**Assigned task**
Tally the lines of the data below that contain the string "JSON". Give the tally and nothing else.

**Data in this exercise**
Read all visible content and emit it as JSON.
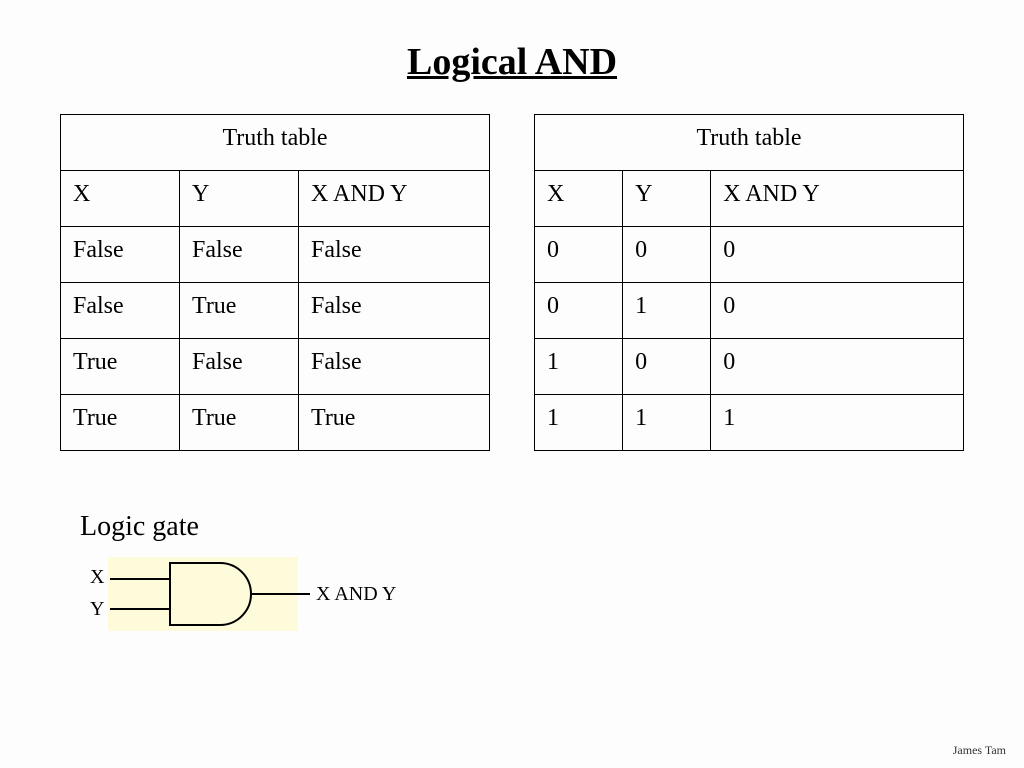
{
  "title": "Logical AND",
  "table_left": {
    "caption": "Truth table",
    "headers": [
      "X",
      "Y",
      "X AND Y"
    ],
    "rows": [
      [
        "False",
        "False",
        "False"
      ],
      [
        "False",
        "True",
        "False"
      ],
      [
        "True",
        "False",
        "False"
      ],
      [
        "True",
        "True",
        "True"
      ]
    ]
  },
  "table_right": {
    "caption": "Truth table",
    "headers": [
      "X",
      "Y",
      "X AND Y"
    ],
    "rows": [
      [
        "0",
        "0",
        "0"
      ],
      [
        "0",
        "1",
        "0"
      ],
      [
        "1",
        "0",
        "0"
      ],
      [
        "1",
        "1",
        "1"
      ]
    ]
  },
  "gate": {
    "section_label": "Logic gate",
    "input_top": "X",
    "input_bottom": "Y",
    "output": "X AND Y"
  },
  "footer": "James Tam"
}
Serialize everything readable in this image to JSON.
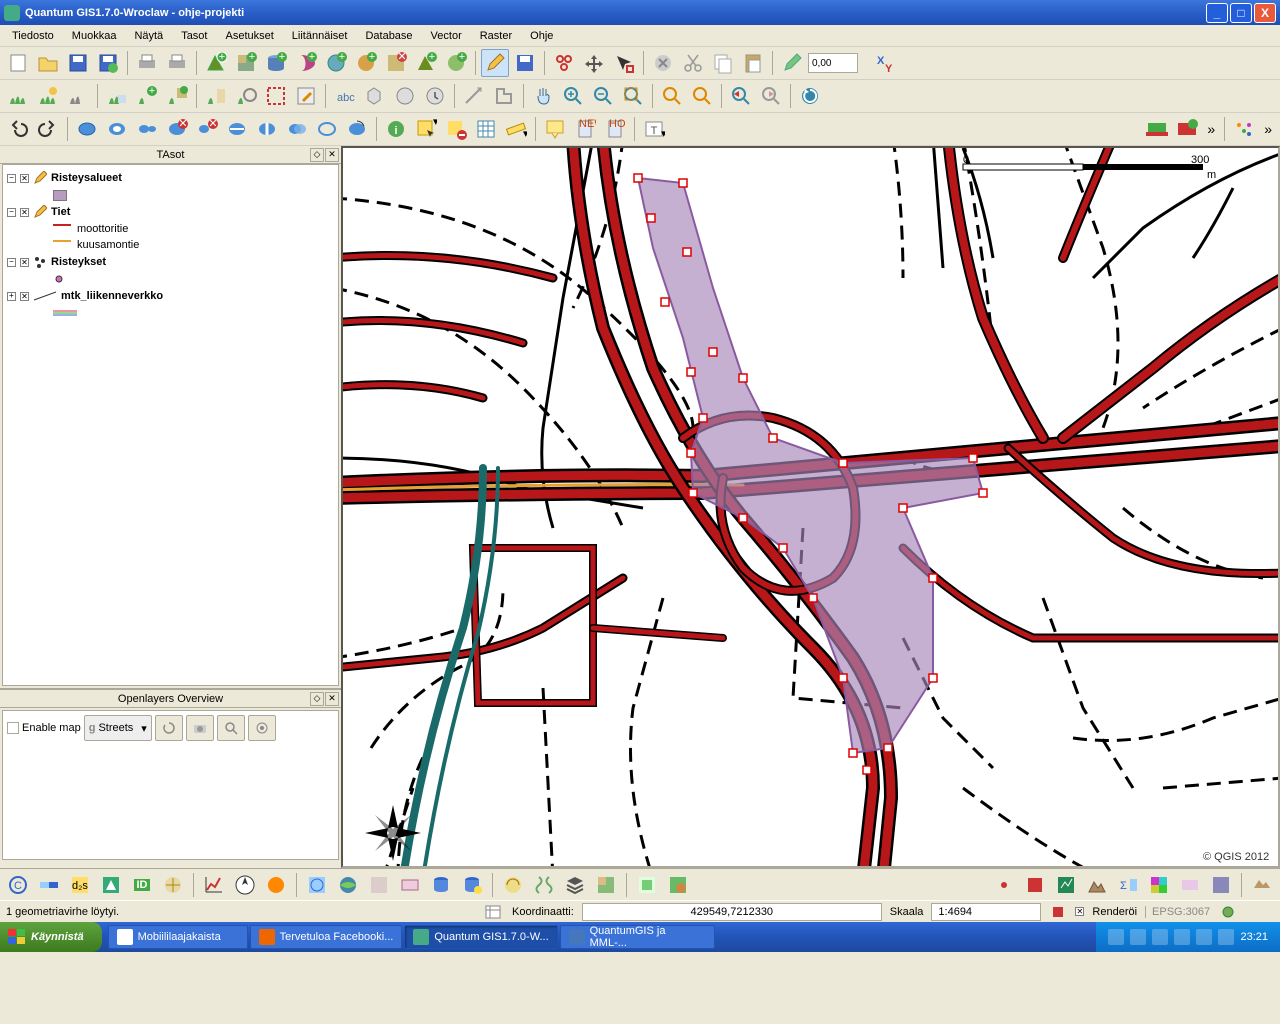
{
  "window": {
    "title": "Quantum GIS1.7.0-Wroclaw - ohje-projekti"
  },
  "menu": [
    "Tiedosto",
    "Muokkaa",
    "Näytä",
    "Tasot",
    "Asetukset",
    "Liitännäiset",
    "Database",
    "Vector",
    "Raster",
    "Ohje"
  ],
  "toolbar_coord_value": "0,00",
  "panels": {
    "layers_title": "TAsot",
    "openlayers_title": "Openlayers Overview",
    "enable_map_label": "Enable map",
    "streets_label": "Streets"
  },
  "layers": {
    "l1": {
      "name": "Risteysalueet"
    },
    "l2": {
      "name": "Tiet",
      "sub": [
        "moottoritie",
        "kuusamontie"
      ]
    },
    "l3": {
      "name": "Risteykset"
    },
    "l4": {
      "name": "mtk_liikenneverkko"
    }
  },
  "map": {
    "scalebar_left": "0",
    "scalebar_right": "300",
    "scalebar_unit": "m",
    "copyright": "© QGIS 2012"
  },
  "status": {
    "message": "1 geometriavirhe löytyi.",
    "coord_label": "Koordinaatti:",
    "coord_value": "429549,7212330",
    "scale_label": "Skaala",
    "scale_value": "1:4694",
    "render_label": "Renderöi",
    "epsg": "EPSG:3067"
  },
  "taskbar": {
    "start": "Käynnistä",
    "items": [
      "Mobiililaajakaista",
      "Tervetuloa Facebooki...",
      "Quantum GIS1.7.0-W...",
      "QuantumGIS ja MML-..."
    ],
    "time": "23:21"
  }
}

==

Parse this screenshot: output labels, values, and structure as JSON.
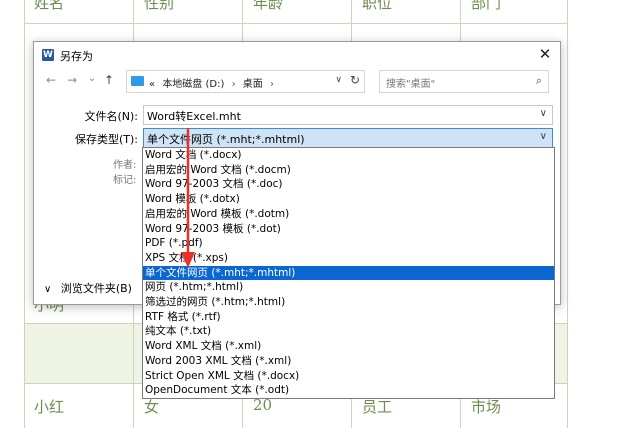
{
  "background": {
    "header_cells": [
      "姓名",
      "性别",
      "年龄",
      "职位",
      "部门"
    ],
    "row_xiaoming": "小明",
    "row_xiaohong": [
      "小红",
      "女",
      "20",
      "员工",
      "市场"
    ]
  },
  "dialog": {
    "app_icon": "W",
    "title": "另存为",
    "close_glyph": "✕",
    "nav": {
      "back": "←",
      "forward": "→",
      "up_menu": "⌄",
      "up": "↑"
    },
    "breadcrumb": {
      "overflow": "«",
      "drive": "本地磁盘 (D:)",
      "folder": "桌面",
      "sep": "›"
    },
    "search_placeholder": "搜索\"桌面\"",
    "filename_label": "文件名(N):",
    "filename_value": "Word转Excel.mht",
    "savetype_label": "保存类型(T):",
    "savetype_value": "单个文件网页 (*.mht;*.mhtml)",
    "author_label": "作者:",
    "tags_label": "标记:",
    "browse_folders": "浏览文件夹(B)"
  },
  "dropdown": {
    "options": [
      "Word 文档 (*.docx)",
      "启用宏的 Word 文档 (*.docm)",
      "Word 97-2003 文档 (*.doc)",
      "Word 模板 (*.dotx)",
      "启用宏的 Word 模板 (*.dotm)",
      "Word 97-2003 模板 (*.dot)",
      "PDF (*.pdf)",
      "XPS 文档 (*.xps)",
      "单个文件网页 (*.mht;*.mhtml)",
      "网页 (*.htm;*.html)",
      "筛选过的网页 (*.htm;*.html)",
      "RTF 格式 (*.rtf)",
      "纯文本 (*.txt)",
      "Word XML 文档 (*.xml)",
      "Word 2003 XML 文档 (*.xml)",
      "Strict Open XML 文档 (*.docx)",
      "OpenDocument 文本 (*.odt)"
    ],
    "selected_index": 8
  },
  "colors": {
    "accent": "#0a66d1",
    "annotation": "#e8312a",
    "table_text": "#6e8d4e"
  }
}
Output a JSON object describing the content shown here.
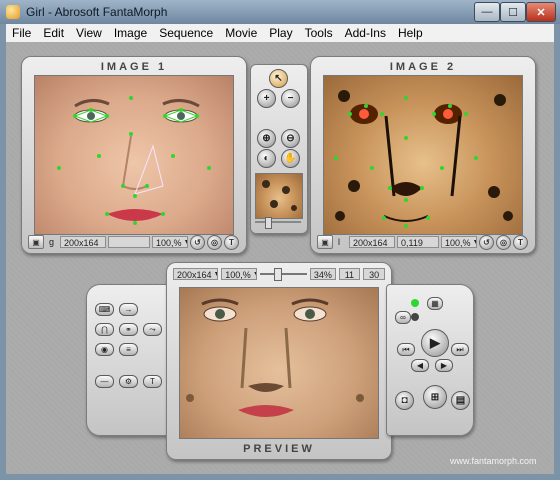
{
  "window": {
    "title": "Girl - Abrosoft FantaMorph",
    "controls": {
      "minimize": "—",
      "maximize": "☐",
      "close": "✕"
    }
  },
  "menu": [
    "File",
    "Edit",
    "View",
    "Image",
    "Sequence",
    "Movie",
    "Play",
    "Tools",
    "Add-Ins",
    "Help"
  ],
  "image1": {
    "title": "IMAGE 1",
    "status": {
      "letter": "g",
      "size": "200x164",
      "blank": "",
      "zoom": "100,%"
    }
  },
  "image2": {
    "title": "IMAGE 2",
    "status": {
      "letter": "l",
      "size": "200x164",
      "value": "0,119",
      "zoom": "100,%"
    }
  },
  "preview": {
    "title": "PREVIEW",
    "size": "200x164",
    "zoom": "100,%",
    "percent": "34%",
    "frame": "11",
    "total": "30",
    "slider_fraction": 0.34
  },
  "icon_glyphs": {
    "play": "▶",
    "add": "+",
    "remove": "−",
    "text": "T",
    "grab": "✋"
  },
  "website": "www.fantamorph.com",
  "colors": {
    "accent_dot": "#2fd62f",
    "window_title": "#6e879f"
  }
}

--

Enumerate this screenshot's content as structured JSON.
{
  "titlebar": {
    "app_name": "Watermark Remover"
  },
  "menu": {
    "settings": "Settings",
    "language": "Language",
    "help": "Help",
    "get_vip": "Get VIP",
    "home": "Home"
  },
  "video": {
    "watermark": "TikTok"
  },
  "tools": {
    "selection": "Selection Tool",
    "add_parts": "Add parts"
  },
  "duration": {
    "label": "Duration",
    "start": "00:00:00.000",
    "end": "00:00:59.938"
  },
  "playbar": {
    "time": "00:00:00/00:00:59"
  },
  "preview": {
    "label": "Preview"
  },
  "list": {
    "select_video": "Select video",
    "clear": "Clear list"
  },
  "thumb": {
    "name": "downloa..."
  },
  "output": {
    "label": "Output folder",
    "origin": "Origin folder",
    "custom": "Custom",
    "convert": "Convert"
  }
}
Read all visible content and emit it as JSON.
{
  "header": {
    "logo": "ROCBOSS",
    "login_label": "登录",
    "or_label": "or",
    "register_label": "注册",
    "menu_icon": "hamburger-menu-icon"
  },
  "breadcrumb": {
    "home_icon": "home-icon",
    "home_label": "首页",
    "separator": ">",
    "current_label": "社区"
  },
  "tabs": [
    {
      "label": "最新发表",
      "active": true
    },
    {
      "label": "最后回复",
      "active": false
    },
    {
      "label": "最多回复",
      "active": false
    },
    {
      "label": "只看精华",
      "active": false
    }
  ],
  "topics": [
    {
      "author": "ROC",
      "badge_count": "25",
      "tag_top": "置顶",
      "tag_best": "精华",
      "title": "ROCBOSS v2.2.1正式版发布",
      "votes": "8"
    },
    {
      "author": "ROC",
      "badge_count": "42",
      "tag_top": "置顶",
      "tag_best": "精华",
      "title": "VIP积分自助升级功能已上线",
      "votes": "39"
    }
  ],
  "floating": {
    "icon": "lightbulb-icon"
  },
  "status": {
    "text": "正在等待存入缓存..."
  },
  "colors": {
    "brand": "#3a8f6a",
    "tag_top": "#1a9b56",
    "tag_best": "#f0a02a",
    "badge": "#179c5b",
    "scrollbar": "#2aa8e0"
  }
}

**Result for this exercise**
6